Ireland badly needs fresh thinking on its place in Europe

Conference highlights need to address wider issues obscured by preoccupation with Brexit

A gadfly is a term for a person who annoys or criticises others in order to provoke them into action. Such people are needed. Especially when public policy is consensual, criticism is limited and alternative views become taboo.

Ireland's European policies after Brexit badly need more detailed examination and debate than they get during the current necessary preoccupation with Brexit. That crisis is accompanied by very high approval ratings in polls of Irish EU membership, stimulated by solidarity over the Northern Ireland Border. It draws on the older nationalist impulse to diminish dependence on Britain by linking up with Europe.

All the more reason to welcome gadfly comments which open up neglected issues about Irish EU policies at yesterday’s conference of the Irish Association for Contemporary European Studies. Entitled “After Brexit, what next?” it raised them within an engaged perspective on EU membership, yet open to policy criticism.

Our monoglot practice and failure to develop multilingualism at primary and secondary levels is bound to affect future EU participation, according to Joachim Fischer from the University of Limerick

Eoin Drea from the centre right Wilfried Martens think tank in Brussels lamented the failure to articulate a vision of Irish policy reflecting his own priorities. Ireland is seen as an exemplar of an Anglo-American socio-economic model in Brussels; but it is caught between the neoliberal northern European Hanseatic model and the deeper fiscal one of southern states led by France – which does it prefer?


Likewise, he outlined the benefits his child receives from public social care services where he lives in Belgium; but he got nowhere when he tried to insert a publicly funded social care system in a Fine Gael policy group. There is little political or media awareness or debate here about how much of an outlier Ireland is on social care in Europe, where most such services are provided at local level from local taxation. Our weak local government powers combine with privatised US-style welfare and health arrangements to make the issue invisible. This is despite evidence from polling and the recent Citizens’ Assembly on equality that most citizens would prefer publicly provided care.

Drea’s comments were taken up by Seán Healy of Social Justice Ireland who pointed out how low the overall tax take is here compared with other EU states. He criticised media for their reactive and limiting coverage of the corporate tax issue – there were very few voices reflecting demands for a higher rate than 15 per cent to fund international public goods, but rather a deference to US corporations.

Drea saw similar questions at play on data protection and regulation, where Ireland’s is seen as an Atlanticist outlier. A possible future bridge-building role with the US demands greater input to EU policymaking. Likewise with languages, where our monoglot practice and failure to develop multilingualism at primary and secondary levels is bound to affect future EU participation by elites and citizens alike, according to Joachim Fischer from the University of Limerick.

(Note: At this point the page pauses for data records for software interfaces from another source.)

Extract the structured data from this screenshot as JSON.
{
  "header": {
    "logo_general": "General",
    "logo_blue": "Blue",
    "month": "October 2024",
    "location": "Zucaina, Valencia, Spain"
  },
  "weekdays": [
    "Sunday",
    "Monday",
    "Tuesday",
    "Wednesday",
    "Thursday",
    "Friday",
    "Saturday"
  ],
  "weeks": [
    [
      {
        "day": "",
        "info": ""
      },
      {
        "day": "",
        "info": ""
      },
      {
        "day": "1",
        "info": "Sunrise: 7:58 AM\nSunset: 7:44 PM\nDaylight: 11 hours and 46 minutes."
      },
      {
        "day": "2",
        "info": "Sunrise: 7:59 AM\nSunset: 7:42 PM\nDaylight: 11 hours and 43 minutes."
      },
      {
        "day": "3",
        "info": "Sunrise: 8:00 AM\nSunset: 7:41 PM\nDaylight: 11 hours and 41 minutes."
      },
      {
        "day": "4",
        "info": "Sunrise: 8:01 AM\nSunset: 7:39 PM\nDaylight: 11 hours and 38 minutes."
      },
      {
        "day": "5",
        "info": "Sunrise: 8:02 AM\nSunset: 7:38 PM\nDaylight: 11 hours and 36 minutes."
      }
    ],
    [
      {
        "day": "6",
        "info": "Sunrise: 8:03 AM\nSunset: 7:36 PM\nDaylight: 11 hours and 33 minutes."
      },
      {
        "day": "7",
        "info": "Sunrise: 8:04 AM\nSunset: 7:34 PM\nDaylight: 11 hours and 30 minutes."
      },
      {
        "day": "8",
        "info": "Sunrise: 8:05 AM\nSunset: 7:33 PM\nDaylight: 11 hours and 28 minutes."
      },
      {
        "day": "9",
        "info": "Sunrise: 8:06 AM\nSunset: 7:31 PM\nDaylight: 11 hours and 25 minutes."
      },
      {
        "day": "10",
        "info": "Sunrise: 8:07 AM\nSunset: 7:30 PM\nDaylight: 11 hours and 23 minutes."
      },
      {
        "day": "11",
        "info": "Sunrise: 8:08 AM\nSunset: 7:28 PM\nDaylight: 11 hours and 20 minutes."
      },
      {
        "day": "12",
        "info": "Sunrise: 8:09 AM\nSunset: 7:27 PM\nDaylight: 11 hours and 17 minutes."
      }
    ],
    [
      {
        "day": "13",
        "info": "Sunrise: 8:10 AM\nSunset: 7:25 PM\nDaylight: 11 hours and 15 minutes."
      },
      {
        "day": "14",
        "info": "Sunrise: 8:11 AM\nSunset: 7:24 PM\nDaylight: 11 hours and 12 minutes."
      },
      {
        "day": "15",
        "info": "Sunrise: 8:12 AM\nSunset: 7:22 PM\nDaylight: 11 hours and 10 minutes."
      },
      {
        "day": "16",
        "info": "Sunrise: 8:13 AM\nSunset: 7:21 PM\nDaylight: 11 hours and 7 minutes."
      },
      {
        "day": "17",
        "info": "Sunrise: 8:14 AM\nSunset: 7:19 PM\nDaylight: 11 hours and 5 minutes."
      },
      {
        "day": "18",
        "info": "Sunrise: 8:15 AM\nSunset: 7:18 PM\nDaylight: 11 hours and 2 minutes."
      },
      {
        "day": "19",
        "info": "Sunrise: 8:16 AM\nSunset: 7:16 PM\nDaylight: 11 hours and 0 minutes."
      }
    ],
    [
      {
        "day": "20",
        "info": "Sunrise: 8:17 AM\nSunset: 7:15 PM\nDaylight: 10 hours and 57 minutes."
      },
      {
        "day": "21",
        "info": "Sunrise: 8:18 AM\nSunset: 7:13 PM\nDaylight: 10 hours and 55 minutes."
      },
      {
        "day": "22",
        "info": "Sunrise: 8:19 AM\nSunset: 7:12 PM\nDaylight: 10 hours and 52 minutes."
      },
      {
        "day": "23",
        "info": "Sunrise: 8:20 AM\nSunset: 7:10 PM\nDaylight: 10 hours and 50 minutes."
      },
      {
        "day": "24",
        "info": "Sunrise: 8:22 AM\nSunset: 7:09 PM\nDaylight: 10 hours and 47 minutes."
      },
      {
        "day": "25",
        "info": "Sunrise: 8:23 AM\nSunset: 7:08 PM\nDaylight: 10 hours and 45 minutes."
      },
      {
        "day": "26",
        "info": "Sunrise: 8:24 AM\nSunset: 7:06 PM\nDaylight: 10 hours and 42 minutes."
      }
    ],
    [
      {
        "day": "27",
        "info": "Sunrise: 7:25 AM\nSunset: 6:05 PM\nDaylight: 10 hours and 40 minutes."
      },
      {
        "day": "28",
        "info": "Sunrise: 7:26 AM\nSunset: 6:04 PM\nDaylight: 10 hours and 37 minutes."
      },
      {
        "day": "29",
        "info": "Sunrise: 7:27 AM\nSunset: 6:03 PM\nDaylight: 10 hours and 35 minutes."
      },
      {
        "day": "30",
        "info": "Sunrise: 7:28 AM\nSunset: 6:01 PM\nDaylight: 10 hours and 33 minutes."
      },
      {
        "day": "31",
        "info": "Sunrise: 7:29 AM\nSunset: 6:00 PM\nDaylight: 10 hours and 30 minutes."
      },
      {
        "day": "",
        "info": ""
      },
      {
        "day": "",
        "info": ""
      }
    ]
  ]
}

If we want to engage with Europe we need to respond positively there, including through their languages, and not glibly elide that into “global” initiatives: Germany is not the same as Singapore in this respect.

Viviane Gravey of Queen’s University Belfast said Ireland is currently being sued by the European Commission on 13 climate policy issues, raising questions about how public rhetoric relates to the actual implementation of EU policy. Ireland is at the high end of world carbon emitters because of our relentless consumerism, relative wealth and agricultural practices. The incompatibility of indefinite capitalist growth and climate survival is rarely posed.

In the field of Irish military and defence policy Ben Tonra of UCD is a long-standing gadfly on Irish neutrality. It is amoral, often immoral and hypocritical, he said, and Nato membership is quite compatible with Irish values and interests. Responding, Charlie Flanagan, former minister and now chair of the Oireachtas committee on foreign affairs, said there is no public support for joining Nato, though he thinks the subject needs much more engaged debate.

Flanagan had in mind, perhaps, another stream of sovereigntist gadflies who showed in Ireland’s previous EU referendums how effective they can be in puncturing complacent policy certainties. If Brexit takes a nasty turn on the single market and the Irish Border they can find a fresh voice and appeal, inspired by British Euroscepticism.

In her keynote speech to the conference, Irish Times Europe correspondent Naomi O’Leary strongly emphasised how influential British framing of EU issues is here, seen as an Irish journalist in Brussels.

She is rightly worried that future EU policy shocks will find Irish policymakers ill-prepared for public surprise and dissent.